* _Web page and app entries_
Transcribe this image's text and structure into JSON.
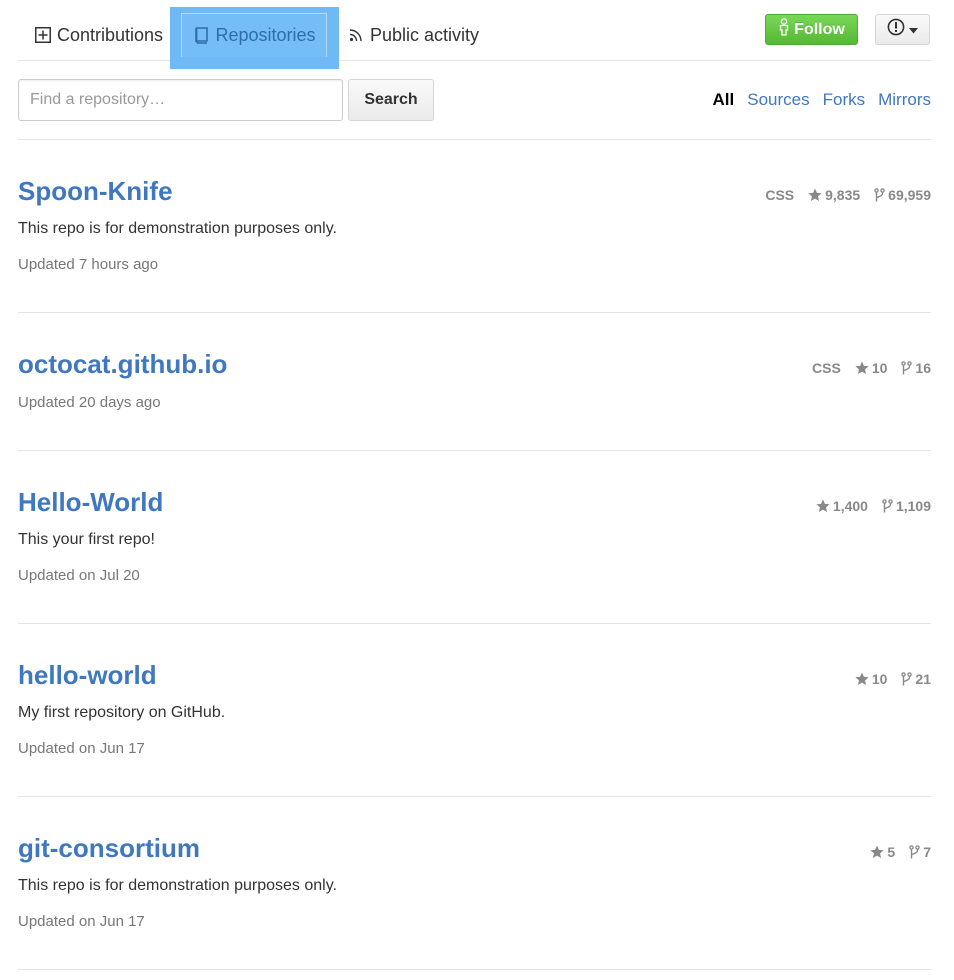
{
  "tabs": {
    "contributions": "Contributions",
    "repositories": "Repositories",
    "public_activity": "Public activity"
  },
  "follow": {
    "label": "Follow",
    "color": "#6cc644"
  },
  "search": {
    "placeholder": "Find a repository…",
    "button": "Search"
  },
  "filters": {
    "all": "All",
    "sources": "Sources",
    "forks": "Forks",
    "mirrors": "Mirrors"
  },
  "colors": {
    "link": "#4078c0",
    "highlight": "#6fbaf6"
  },
  "repos": [
    {
      "name": "Spoon-Knife",
      "description": "This repo is for demonstration purposes only.",
      "updated": "Updated 7 hours ago",
      "language": "CSS",
      "stars": "9,835",
      "forks": "69,959"
    },
    {
      "name": "octocat.github.io",
      "description": "",
      "updated": "Updated 20 days ago",
      "language": "CSS",
      "stars": "10",
      "forks": "16"
    },
    {
      "name": "Hello-World",
      "description": "This your first repo!",
      "updated": "Updated on Jul 20",
      "language": "",
      "stars": "1,400",
      "forks": "1,109"
    },
    {
      "name": "hello-world",
      "description": "My first repository on GitHub.",
      "updated": "Updated on Jun 17",
      "language": "",
      "stars": "10",
      "forks": "21"
    },
    {
      "name": "git-consortium",
      "description": "This repo is for demonstration purposes only.",
      "updated": "Updated on Jun 17",
      "language": "",
      "stars": "5",
      "forks": "7"
    }
  ]
}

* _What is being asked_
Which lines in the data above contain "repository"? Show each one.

* _Written reply_
    "placeholder": "Find a repository…",
      "description": "My first repository on GitHub.",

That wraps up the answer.